Conan O'Brien came back to TV on TBS on November 8, 2010, and it felt like we never left.
YES, HE SAID "DUTIES"
I firmly believe that you have to be a special breed of editor to work on a show like this. In order to help writers execute their pieces, you have to understand just about every cutting style imaginable.
The daily schedule for the show is also not for the weak of heart. It varies greatly from day to day, because there can be as few as three, or as many as twelve videotaped pieces with varied lengths and complexities.
My personal goals for each morning are to construct the show's opening sequence according to that night's guests and their particular occupations. I also create bumpers -- the sequences that bring us back from commercial -- for that evening's show using continuous shot photos taken by our talented show photographer Meghan Sinclair.
If there is a remote piece I need to work on for that day, I may come in as early as 8 AM to get a good start on it. Remotes are the pre-taped pieces where Conan will go on location to interview people. These usually take the most time to complete, as they take a fair amount of care and thought to execute to their highest potential.
Otherwise, I begin work on my assigned pieces by 11 AM. All of the day's tape pieces are due by 1 PM, which is the start of rehearsal, so I really have to be on the ball in order to bring all my assigned projects to completion on time.
MEET YOUR EDITORS
There are three editors on the show and we each bring something unique to the table.
Dan Dome, our lead editor, heads a team of two other editors, an assistant editor, an engineer, a clip research department, and the graphics department through their workflows and interfacing interactions on the SAN throughout the day.
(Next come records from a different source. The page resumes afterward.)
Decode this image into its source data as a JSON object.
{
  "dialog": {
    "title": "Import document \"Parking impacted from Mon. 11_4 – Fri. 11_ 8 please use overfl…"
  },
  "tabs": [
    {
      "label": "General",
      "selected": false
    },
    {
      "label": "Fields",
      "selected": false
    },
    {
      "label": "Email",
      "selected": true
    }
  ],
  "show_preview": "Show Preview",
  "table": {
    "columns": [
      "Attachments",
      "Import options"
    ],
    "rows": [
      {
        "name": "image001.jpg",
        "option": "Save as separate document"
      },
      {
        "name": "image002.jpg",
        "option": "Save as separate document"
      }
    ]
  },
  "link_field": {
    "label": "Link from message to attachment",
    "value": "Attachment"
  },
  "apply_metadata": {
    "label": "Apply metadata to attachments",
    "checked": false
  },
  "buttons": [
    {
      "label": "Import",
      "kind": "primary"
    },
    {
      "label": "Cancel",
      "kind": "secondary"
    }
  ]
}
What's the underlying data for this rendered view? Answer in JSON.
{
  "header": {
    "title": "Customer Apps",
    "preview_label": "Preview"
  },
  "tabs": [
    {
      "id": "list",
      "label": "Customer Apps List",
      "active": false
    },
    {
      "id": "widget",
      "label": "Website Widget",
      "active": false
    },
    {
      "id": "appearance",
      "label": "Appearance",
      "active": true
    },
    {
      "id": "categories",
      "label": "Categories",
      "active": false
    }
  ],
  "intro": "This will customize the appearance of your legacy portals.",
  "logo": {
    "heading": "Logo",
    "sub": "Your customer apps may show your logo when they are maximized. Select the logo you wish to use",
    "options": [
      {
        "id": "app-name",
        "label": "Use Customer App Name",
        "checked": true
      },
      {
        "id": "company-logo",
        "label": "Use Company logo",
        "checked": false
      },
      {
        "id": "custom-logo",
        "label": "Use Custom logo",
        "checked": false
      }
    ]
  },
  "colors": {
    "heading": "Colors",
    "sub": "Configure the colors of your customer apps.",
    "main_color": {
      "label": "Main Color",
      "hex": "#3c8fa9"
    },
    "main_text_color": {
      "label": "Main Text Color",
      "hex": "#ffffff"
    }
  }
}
Dan and consulting engineer Dave Crivelli designed our workflow, SAN, and edit rooms.
Dave Grecu has outstanding audio editing and database expertise. He is extremely well-suited for the pieces that need a lot of time to flesh out because he's great at story composition. He has an outstanding temperament, and I would be scared to death at playing poker with him, because my daughter's nonexistent college account would be ripped to shreds.
That leaves me. I pride myself in speed, editing and design, always wanting to leave the writers happy, and an extreme obsession with perfection, which is what you need to succeed in a daily television show. I also have an awesome beard.